▶ **Work instruction**: Check every line of the data for the word "this", and copy those that have it.

Interface dataset entries:
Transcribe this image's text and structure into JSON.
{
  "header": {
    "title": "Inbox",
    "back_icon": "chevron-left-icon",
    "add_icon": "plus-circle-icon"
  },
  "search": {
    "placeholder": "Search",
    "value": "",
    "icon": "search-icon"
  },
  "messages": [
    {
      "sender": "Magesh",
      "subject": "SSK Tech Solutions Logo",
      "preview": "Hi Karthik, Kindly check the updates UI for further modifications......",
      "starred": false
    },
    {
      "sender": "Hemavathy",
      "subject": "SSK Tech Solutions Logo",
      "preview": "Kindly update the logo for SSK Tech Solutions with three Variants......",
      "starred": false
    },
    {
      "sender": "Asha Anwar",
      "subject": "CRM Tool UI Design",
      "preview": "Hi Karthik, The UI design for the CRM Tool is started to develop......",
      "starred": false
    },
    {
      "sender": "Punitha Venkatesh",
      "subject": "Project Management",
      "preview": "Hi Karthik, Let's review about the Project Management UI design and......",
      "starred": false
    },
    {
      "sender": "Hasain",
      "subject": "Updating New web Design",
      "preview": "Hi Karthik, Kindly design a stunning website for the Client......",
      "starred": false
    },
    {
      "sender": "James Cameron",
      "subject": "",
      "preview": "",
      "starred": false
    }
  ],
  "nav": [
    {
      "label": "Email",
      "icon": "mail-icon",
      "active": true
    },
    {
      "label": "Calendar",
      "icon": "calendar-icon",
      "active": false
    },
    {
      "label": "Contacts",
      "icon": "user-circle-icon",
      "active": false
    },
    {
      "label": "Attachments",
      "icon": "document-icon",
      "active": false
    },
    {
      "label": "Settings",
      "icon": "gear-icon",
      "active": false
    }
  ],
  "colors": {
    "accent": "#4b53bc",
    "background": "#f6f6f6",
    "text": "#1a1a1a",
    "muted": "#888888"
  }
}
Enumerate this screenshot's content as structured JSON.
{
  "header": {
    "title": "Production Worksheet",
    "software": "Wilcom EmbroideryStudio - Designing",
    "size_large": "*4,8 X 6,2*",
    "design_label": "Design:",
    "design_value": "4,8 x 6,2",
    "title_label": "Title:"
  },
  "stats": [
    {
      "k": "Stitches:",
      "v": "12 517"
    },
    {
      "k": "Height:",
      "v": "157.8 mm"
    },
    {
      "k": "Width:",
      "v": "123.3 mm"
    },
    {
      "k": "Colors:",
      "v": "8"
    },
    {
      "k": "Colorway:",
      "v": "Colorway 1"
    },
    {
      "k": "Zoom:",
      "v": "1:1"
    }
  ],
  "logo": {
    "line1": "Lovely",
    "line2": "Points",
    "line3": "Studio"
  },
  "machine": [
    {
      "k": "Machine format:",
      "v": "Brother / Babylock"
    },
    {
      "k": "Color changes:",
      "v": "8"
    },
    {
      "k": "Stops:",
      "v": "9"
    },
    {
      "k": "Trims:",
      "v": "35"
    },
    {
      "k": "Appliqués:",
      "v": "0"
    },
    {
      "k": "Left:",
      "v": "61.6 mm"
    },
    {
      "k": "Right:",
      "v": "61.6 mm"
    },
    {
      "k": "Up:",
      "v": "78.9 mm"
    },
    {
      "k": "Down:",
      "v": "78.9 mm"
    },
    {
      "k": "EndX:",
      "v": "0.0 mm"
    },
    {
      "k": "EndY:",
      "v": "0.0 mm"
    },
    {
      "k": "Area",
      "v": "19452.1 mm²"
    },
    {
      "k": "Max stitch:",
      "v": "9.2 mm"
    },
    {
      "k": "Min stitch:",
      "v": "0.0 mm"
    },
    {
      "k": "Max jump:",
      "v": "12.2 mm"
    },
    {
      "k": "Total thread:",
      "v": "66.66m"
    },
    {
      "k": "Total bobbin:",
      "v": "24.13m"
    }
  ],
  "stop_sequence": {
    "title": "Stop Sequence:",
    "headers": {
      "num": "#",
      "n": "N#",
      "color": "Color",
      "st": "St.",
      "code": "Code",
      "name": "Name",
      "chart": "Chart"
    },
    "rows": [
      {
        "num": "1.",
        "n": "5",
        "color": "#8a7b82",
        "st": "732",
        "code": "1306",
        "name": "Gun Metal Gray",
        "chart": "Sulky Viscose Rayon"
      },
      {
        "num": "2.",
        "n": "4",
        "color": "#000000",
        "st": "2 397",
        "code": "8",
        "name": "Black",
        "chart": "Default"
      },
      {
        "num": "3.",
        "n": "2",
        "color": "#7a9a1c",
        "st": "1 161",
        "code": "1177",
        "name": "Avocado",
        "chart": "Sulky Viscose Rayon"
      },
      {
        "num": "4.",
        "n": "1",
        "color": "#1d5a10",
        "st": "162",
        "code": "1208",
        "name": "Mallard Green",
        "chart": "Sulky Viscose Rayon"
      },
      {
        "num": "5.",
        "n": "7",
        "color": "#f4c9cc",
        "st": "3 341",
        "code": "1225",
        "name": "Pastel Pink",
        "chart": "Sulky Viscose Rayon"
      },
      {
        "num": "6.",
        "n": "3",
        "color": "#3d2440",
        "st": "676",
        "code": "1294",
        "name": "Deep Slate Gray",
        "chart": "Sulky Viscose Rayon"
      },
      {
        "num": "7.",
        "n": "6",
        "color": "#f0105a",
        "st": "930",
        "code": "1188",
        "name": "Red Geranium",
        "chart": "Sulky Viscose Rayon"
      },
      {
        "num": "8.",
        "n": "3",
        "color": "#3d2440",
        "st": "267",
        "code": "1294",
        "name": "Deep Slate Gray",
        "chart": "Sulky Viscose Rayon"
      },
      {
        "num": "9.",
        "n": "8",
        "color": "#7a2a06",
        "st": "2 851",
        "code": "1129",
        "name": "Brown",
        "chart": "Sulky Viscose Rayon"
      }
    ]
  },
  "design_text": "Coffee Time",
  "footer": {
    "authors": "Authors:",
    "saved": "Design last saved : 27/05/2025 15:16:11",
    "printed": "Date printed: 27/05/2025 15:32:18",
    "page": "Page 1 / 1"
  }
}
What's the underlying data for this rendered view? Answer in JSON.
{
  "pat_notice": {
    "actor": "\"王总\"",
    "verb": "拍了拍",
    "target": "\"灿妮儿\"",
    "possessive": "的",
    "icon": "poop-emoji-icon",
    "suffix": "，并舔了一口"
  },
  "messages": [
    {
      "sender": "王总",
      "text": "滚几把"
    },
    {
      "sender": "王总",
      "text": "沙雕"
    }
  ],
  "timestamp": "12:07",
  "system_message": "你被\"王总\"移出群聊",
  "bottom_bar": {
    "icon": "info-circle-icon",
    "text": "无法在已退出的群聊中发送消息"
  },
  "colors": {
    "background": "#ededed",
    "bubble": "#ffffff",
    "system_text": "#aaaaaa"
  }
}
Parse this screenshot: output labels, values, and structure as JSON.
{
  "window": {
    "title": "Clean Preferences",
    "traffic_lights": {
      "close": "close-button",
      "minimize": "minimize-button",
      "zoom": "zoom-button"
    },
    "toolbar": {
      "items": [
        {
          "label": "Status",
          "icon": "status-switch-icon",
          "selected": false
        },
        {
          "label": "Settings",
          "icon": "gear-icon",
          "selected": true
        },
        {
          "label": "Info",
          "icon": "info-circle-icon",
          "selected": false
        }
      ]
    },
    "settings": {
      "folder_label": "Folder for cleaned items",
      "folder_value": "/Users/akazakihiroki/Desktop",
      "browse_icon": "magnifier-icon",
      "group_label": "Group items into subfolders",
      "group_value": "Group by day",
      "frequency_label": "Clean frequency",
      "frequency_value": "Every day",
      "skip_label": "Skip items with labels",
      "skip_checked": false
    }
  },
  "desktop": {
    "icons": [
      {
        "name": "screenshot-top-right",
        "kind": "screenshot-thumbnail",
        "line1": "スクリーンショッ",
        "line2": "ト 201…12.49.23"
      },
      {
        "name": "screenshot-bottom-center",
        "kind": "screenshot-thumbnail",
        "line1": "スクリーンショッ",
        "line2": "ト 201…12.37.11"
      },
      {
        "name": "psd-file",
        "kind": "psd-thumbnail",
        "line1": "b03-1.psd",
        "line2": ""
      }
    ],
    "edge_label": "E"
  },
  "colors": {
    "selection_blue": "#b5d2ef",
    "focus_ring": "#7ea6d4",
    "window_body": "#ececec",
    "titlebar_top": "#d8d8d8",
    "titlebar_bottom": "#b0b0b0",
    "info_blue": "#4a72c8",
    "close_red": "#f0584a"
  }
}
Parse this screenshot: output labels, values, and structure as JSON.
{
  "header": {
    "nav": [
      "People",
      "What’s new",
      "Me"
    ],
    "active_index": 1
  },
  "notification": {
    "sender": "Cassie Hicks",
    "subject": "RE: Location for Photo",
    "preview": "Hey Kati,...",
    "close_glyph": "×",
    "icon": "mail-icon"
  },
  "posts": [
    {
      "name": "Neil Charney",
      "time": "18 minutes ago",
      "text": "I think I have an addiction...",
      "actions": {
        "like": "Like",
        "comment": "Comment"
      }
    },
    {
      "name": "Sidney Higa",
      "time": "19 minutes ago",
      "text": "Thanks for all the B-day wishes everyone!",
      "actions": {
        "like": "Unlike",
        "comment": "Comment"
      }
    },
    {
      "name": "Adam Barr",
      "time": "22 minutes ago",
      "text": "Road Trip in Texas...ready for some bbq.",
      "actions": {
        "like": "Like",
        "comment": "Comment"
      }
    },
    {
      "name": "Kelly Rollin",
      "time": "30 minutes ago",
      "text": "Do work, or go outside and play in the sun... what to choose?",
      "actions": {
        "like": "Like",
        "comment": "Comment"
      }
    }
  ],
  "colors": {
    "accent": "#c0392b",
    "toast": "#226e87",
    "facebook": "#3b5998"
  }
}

▶ **Result below**:
Transcribe this image's text and structure into JSON.
Enumerate this screenshot's content as structured JSON.
What's the underlying data for this rendered view? Answer in JSON.
Parse this screenshot: output labels, values, and structure as JSON.
Parse this screenshot: output labels, values, and structure as JSON.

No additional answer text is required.